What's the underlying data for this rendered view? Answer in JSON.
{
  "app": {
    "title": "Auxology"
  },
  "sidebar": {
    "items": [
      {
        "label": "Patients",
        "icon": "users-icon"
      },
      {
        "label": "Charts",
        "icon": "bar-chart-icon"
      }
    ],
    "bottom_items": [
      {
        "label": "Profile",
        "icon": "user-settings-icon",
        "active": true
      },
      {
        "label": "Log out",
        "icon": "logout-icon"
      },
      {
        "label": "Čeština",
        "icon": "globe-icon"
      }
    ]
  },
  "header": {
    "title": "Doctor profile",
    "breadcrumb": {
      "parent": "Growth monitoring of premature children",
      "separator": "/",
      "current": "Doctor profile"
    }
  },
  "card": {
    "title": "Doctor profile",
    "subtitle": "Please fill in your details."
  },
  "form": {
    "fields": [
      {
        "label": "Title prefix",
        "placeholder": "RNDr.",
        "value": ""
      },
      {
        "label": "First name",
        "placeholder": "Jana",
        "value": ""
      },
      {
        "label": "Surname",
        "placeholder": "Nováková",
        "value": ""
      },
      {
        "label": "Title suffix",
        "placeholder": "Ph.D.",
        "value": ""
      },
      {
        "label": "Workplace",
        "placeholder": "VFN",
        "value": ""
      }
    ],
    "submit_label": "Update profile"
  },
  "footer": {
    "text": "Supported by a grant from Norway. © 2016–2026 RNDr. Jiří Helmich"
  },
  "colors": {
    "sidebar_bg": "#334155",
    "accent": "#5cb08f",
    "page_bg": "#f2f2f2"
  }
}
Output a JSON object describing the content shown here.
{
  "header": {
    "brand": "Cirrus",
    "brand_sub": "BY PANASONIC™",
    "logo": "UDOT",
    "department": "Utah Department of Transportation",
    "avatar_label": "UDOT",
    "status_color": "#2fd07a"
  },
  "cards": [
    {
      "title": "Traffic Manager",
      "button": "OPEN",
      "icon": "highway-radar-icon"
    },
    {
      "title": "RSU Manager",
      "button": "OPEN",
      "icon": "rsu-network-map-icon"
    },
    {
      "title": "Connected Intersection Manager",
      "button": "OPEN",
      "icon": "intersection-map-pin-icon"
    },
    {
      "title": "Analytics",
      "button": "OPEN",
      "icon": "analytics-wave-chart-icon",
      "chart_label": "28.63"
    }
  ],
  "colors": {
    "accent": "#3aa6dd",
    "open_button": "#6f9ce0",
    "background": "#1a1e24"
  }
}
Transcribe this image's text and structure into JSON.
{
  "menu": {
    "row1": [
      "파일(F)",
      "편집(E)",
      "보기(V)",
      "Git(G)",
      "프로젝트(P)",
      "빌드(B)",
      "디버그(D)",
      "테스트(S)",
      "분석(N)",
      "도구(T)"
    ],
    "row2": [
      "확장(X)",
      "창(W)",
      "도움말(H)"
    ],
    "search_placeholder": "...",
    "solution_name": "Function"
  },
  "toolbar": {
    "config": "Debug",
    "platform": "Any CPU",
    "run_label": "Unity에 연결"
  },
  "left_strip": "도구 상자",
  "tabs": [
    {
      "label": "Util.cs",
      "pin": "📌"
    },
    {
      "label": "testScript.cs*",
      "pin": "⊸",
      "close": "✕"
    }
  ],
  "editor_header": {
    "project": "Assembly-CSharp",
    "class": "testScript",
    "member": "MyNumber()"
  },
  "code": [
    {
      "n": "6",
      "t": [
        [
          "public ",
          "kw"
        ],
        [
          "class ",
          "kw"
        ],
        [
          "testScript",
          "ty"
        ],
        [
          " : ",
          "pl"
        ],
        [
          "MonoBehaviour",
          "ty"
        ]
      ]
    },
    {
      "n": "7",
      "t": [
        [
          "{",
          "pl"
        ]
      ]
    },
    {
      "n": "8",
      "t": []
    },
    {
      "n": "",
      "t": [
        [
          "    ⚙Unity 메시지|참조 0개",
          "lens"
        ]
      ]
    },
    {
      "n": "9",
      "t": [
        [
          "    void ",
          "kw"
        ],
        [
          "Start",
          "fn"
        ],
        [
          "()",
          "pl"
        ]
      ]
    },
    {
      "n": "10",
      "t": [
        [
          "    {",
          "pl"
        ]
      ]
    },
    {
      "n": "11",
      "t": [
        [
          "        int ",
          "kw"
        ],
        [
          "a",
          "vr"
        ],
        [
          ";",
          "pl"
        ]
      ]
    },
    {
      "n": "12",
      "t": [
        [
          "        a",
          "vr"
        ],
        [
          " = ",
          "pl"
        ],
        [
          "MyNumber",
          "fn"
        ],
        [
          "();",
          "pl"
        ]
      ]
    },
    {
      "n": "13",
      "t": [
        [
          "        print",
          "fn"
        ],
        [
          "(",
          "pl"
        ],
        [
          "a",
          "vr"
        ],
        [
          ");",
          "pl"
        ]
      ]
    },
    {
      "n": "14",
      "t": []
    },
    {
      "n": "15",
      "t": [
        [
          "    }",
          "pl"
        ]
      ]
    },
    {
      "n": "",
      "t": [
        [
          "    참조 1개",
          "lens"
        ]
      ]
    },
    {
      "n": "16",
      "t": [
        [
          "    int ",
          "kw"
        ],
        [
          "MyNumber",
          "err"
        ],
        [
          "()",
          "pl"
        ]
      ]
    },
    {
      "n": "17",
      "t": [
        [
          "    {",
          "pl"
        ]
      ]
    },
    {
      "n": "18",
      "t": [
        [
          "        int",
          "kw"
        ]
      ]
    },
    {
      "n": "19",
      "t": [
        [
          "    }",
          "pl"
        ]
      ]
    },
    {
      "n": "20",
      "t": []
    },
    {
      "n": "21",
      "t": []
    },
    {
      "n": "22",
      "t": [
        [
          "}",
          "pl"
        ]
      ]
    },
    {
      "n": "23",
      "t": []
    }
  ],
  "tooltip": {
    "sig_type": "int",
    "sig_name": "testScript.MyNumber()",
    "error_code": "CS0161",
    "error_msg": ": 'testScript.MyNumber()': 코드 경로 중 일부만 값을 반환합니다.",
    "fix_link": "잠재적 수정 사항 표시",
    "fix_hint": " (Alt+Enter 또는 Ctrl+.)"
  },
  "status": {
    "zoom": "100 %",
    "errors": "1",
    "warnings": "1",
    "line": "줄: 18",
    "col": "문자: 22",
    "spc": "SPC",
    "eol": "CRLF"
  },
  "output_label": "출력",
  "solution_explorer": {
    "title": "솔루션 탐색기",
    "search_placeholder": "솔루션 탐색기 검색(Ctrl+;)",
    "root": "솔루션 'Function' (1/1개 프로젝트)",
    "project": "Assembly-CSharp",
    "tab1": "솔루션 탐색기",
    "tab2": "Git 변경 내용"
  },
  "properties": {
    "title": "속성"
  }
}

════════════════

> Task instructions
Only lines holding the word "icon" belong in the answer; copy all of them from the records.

> Response to this exercise
        "icon": "users-icon"
        "icon": "bar-chart-icon"
        "icon": "user-settings-icon",
        "icon": "logout-icon"
        "icon": "globe-icon"
      "icon": "highway-radar-icon"
      "icon": "rsu-network-map-icon"
      "icon": "intersection-map-pin-icon"
      "icon": "analytics-wave-chart-icon",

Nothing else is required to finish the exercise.